═════ PROVIDED MATERIAL

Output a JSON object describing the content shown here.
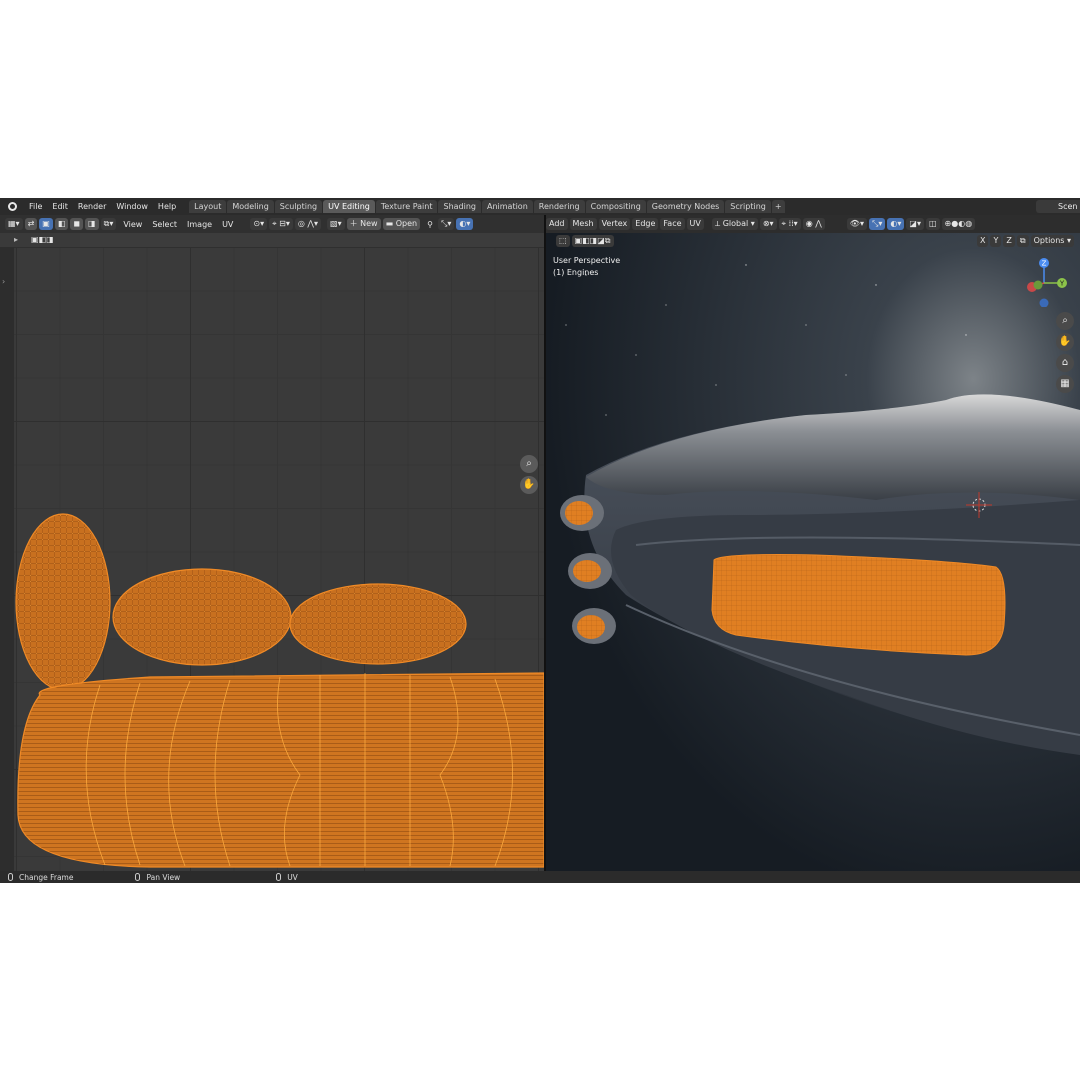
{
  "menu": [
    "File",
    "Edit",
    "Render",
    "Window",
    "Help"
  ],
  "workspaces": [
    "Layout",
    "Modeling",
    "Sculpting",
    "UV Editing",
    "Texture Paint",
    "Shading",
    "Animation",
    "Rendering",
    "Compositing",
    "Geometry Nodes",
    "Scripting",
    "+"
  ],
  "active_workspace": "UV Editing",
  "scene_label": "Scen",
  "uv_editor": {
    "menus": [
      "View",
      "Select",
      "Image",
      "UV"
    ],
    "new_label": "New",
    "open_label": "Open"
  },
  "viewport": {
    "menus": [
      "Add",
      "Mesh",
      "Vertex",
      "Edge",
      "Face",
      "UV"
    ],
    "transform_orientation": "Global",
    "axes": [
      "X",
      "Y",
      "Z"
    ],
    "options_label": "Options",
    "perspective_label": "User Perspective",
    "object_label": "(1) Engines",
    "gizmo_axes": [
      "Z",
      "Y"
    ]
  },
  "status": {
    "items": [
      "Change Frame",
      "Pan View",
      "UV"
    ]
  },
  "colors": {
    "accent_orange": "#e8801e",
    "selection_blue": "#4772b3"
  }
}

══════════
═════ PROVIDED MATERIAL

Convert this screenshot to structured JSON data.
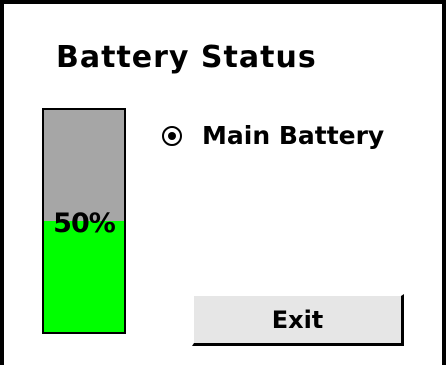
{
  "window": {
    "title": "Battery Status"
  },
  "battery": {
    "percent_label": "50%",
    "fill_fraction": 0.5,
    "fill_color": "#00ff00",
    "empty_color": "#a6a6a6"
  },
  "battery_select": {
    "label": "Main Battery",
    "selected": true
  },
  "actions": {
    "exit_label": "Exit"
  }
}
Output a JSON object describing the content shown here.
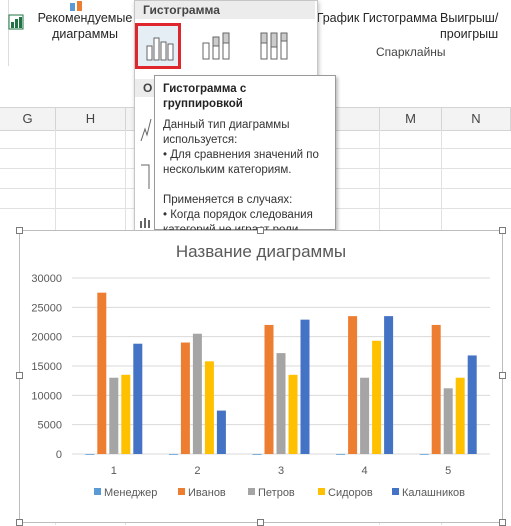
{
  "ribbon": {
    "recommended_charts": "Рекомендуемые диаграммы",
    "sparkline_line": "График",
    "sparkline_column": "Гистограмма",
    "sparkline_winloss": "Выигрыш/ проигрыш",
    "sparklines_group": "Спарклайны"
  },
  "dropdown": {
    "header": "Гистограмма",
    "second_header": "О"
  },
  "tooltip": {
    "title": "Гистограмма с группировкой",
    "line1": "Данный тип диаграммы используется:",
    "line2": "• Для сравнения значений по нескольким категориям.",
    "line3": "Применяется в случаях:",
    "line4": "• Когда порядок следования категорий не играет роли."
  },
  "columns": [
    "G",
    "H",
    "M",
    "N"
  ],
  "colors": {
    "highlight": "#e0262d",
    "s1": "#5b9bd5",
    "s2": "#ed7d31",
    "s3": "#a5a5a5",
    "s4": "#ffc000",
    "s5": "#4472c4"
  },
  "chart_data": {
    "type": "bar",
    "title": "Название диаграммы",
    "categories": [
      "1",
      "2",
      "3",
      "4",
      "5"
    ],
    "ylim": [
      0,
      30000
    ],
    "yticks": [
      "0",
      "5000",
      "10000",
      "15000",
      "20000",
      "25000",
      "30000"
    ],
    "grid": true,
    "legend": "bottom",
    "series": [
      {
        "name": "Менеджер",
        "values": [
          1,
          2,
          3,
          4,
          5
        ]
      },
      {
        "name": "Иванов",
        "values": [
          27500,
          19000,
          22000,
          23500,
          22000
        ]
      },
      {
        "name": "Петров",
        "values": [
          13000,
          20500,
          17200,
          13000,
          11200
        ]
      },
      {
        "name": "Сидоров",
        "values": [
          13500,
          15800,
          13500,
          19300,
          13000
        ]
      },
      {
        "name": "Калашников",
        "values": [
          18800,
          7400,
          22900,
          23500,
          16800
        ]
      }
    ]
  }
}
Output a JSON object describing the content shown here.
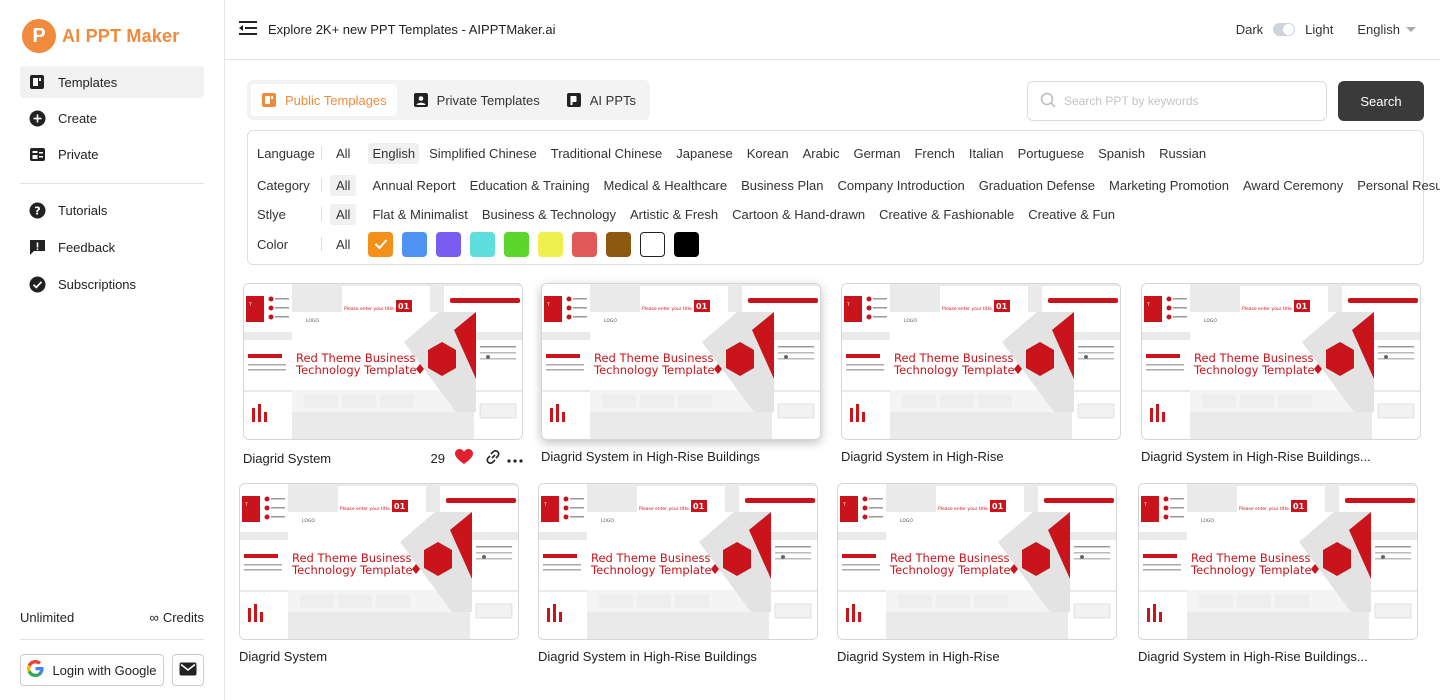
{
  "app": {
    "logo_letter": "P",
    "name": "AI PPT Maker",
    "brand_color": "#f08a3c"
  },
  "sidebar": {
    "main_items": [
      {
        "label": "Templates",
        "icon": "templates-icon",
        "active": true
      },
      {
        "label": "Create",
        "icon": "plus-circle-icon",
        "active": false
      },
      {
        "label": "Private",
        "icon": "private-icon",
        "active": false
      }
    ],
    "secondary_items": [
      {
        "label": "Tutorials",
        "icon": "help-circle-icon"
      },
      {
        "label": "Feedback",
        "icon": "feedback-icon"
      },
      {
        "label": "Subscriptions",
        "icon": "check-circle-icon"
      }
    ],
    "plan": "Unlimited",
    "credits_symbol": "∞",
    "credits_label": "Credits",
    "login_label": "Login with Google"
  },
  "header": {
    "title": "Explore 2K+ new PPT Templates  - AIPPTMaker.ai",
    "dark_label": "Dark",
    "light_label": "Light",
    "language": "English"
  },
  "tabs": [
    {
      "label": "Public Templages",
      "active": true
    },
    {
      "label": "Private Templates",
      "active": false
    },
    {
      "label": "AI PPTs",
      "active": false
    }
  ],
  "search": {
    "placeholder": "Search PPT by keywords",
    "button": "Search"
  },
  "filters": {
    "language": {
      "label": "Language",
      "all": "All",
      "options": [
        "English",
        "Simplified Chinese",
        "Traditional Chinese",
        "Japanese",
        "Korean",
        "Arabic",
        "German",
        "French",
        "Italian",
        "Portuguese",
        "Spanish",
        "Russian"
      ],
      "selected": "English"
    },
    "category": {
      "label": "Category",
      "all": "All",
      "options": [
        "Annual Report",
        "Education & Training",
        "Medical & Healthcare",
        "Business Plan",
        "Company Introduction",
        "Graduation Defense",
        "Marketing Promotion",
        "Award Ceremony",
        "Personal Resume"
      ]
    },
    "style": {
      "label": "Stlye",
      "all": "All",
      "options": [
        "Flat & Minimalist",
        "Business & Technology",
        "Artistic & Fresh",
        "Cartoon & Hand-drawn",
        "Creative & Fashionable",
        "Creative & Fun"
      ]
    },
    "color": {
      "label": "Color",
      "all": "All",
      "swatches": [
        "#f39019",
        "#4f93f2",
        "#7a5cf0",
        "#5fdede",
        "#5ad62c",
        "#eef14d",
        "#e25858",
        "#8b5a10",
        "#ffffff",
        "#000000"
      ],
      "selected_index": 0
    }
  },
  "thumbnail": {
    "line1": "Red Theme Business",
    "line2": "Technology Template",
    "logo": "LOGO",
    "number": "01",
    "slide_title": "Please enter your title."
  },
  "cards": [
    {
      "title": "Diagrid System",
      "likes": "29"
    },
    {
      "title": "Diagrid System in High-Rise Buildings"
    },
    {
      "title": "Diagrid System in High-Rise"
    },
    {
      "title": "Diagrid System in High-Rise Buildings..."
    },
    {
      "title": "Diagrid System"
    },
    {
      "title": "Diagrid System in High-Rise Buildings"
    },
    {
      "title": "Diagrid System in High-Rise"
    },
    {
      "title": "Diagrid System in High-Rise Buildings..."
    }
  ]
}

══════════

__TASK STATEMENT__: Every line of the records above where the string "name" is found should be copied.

__EXERCISE SOLUTION__:
        "name": "Менеджер",
        "name": "Иванов",
        "name": "Петров",
        "name": "Сидоров",
        "name": "Калашников",
    "name": "AI PPT Maker",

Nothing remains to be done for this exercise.